About 158 million mobile broadband customers in Latin America have already been hooked up to high-speed HSPA networks and that number is likely to grow to 584 million by 2018, according to a new report from 4G Americas. LTE has been deployed on 25 networks in 12 countries in the region, the report says.
The wireless industry lobby group, which had recently expressed displeasure at the delay in allocation of radio spectrum for new LTE networks, said the advanced mobile broadband technologies were improving the education, healthcare and entertainment segments across the region.
Today there are about 99 commercial HSPA networks offering Internet connectivity in 43 countries, of which 69 networks have already been upgraded to HSPA. In remote parts of Latin America, where no wired infrastructure is present, wireless technologies are the only viable alternative to offer broadband services.
“It is important to recognize the distinct characteristics that make mobile networks unique and the many challenges faced by digital inclusion in the region to allow for internet connectivity,” stated Erasmo Rojas, 4G Americas’ Director of Latin America and the Caribbean.
The lobby group has urged the regulatory authorities to speed up allocation of spectrum and make sure that operators have the right coverage capacity to keep pace with the growing demand for mobile internet.
“Policy makers need to understand that mobile broadband has different technical elements.

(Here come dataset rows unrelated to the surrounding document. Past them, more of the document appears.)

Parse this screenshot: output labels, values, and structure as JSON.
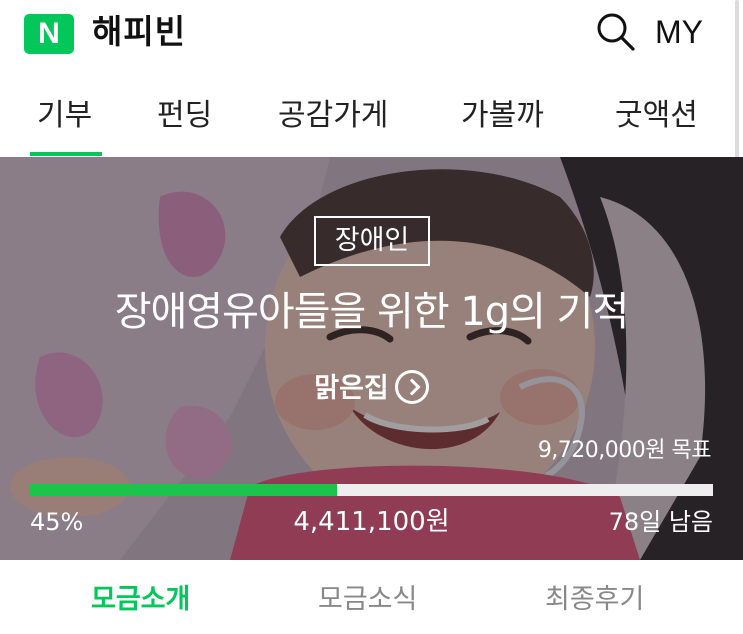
{
  "header": {
    "logo_letter": "N",
    "brand": "해피빈",
    "my_label": "MY",
    "search_icon": "search-icon",
    "accent_color": "#03c75a"
  },
  "tabs": [
    {
      "label": "기부",
      "active": true
    },
    {
      "label": "펀딩",
      "active": false
    },
    {
      "label": "공감가게",
      "active": false
    },
    {
      "label": "가볼까",
      "active": false
    },
    {
      "label": "굿액션",
      "active": false
    }
  ],
  "campaign": {
    "category": "장애인",
    "title": "장애영유아들을 위한 1g의 기적",
    "organization": "맑은집",
    "goal": "9,720,000원 목표",
    "progress_percent": 45,
    "percent_label": "45%",
    "raised": "4,411,100원",
    "remaining": "78일 남음",
    "progress_color": "#1bc54b"
  },
  "subtabs": [
    {
      "label": "모금소개",
      "active": true
    },
    {
      "label": "모금소식",
      "active": false
    },
    {
      "label": "최종후기",
      "active": false
    }
  ]
}
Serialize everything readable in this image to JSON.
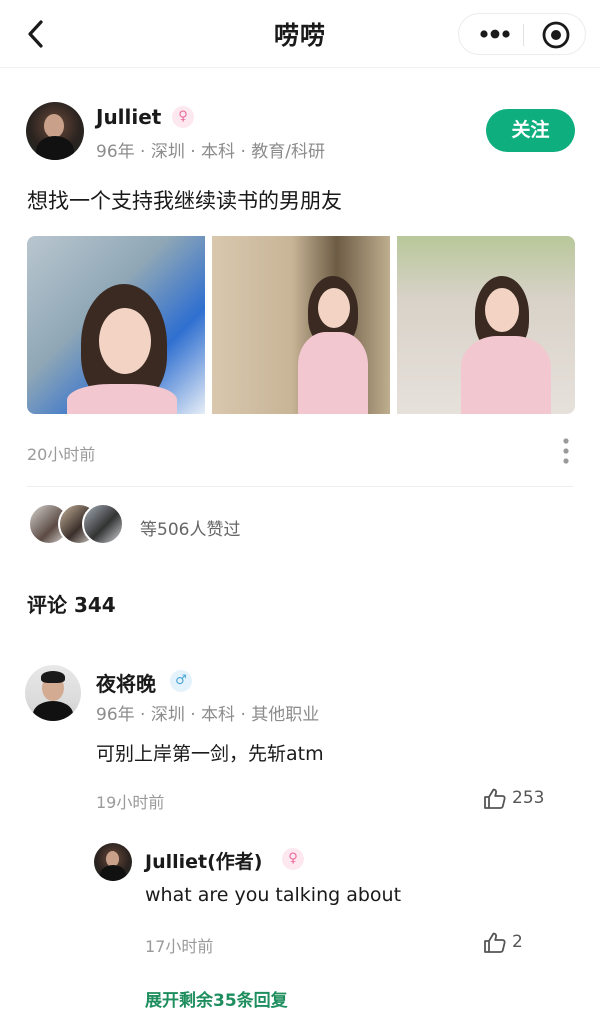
{
  "header": {
    "title": "唠唠",
    "back_icon": "chevron-left-icon",
    "more_icon": "more-dots-icon",
    "target_icon": "target-icon"
  },
  "post": {
    "author": "Julliet",
    "gender_symbol": "♀",
    "meta": "96年 · 深圳 · 本科 · 教育/科研",
    "follow_label": "关注",
    "text": "想找一个支持我继续读书的男朋友",
    "time": "20小时前",
    "likes_text": "等506人赞过"
  },
  "comments_heading": "评论 344",
  "comment": {
    "author": "夜将晚",
    "gender_symbol": "♂",
    "meta": "96年 · 深圳 · 本科 · 其他职业",
    "text": "可别上岸第一剑，先斩atm",
    "time": "19小时前",
    "likes": "253"
  },
  "reply": {
    "author": "Julliet(作者)",
    "gender_symbol": "♀",
    "text": "what are you talking about",
    "time": "17小时前",
    "likes": "2"
  },
  "expand_label": "展开剩余35条回复",
  "colors": {
    "accent_green": "#0fae7e",
    "expand_green": "#1e8e5e"
  }
}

By developing appropriate regulatory and governmental policies, specifically in the Latin America region, massive access to internet and content will be enhanced even further, thus reducing the digital divide,” the report noted.
In a previous statement, the 4G Americas had stated that carriers in 19 countries were running low on airwaves, as the governments had been able to allocate just 20% of the spectrum required to cope with the surge in mobile network traffic.
Delivery of Internet access is only possible through the interconnection of countless networks, stated the lobby group, arguing that governments should not blame the operators for poor quality service.
“Imposing QoS on network operators could result in a net damage to customers, as it would reduce the potential for technology innovation and would harm competition,” Rojas added.